(Records from a collection)
☆ ☆ ☆ ☆ ☆ ☆ ☆
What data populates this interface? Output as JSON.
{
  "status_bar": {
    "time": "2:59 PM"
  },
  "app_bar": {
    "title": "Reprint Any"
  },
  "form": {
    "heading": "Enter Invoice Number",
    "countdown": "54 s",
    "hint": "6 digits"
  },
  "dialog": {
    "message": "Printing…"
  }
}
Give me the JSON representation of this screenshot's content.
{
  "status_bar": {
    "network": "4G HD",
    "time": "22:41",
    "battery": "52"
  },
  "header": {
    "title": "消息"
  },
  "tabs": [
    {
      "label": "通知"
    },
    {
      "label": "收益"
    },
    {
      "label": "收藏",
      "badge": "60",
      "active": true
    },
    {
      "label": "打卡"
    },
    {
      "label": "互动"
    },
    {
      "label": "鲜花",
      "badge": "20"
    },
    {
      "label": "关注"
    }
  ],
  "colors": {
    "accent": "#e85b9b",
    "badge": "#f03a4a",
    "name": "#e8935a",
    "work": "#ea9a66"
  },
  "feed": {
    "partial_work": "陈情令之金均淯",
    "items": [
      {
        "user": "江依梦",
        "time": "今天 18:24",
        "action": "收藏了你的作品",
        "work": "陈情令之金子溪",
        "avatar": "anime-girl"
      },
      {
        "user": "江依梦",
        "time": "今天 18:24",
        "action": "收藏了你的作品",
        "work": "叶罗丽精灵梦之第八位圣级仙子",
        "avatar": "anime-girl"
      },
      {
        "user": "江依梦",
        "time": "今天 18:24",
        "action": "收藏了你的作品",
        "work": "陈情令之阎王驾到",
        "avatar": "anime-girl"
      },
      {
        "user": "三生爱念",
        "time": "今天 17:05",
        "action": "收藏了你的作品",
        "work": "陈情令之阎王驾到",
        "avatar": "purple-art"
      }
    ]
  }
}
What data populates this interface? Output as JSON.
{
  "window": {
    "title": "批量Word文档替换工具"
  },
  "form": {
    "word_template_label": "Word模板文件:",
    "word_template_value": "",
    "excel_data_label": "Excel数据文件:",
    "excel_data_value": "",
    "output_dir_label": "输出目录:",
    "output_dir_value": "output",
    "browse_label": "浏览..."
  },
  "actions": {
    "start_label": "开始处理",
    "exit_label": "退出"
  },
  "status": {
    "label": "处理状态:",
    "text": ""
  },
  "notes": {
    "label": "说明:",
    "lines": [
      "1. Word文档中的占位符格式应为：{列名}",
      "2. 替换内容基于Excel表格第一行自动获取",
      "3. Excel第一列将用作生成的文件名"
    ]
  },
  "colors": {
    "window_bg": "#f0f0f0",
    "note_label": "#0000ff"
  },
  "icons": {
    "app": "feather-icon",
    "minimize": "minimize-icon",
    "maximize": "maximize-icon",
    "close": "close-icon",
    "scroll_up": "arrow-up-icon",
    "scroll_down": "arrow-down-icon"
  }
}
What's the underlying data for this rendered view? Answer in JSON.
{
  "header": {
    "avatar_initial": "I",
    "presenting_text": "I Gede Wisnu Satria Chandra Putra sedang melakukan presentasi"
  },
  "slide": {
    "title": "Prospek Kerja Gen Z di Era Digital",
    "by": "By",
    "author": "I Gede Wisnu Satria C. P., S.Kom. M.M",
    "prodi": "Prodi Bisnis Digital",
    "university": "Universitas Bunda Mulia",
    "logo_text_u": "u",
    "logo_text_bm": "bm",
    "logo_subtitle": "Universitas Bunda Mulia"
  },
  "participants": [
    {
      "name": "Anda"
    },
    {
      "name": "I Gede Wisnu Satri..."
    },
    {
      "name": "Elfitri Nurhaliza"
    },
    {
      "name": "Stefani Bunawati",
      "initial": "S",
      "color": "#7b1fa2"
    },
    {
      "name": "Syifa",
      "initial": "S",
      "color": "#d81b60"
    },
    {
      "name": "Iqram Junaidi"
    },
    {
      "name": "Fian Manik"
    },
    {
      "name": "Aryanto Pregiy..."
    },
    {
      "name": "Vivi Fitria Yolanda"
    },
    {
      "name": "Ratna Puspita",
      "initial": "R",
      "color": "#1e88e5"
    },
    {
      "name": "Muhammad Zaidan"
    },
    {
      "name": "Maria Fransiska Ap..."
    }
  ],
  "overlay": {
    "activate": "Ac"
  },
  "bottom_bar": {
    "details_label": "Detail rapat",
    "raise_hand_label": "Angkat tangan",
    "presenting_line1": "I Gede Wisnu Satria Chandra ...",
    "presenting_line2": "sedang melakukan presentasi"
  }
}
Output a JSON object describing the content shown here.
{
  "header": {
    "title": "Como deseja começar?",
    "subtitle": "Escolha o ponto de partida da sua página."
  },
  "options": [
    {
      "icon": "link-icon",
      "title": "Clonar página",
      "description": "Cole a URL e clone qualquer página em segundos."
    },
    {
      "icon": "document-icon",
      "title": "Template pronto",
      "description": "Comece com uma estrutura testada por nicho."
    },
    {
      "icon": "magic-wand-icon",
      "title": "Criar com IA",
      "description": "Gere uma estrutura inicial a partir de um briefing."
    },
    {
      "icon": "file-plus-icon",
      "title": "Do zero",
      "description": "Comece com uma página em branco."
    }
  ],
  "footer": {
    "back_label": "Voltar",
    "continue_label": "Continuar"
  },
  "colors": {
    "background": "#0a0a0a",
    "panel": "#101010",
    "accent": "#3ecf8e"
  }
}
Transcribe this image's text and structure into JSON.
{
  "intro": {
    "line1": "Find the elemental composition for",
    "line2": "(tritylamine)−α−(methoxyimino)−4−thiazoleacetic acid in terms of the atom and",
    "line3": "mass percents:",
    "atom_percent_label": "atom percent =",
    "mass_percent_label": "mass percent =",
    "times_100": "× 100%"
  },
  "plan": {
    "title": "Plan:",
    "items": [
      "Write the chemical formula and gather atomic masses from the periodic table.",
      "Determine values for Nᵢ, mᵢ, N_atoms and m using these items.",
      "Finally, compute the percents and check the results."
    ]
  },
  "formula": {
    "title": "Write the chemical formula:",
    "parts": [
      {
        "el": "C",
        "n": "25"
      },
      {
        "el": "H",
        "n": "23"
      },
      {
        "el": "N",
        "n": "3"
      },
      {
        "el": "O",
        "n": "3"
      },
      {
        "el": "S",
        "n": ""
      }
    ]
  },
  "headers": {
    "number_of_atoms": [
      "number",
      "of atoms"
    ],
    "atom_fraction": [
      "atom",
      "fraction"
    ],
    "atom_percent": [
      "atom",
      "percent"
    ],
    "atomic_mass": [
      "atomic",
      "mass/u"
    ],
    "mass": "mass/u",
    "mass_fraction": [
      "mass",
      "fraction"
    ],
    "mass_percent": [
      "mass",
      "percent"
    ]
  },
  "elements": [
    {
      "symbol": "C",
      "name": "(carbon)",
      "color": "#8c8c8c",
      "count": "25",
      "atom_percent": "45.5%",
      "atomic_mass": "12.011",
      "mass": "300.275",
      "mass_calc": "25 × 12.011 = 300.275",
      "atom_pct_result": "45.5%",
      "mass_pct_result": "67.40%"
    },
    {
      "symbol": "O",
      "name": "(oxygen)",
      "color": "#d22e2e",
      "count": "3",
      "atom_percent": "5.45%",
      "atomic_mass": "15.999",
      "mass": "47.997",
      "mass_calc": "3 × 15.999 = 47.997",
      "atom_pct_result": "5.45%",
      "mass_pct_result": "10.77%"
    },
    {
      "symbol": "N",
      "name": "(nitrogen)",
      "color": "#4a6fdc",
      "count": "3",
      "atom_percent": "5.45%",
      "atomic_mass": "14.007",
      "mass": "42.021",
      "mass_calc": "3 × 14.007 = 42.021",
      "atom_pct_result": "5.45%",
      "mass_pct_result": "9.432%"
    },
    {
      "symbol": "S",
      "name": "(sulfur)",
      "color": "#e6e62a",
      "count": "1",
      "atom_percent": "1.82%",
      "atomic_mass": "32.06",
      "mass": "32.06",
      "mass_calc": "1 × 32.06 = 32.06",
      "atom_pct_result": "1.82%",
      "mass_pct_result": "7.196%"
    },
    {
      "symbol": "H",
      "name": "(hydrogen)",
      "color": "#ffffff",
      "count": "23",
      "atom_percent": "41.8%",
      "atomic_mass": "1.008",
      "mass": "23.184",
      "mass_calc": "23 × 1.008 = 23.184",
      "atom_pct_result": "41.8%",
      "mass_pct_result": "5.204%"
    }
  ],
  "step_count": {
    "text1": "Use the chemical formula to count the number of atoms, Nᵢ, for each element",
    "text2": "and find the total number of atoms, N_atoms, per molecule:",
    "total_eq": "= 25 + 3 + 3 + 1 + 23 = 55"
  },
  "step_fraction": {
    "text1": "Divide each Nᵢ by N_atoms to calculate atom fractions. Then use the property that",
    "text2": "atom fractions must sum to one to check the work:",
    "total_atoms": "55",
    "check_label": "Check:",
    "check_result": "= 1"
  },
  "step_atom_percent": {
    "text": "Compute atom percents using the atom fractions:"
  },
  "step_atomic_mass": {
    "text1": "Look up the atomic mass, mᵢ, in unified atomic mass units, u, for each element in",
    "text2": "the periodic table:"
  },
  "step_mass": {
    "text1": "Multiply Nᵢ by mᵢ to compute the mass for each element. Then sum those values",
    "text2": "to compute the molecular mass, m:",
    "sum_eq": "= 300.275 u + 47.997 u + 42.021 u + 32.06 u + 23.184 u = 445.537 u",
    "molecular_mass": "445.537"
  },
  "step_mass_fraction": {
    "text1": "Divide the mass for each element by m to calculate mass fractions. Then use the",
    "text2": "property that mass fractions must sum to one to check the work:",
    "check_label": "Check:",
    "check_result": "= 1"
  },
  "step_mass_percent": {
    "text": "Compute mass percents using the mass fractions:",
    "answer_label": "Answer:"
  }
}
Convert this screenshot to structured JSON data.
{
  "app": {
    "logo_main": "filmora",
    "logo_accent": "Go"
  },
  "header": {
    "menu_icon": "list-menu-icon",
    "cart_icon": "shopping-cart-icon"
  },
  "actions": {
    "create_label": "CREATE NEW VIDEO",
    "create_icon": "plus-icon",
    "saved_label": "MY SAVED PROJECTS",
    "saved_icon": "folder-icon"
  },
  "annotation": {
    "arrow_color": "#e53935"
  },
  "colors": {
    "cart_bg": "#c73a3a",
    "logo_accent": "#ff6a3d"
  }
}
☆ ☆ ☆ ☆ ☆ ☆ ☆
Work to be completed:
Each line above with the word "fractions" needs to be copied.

The completed task:
    "text1": "Divide each Nᵢ by N_atoms to calculate atom fractions. Then use the property that",
    "text2": "atom fractions must sum to one to check the work:",
    "text": "Compute atom percents using the atom fractions:"
    "text1": "Divide the mass for each element by m to calculate mass fractions. Then use the",
    "text2": "property that mass fractions must sum to one to check the work:",
    "text": "Compute mass percents using the mass fractions:",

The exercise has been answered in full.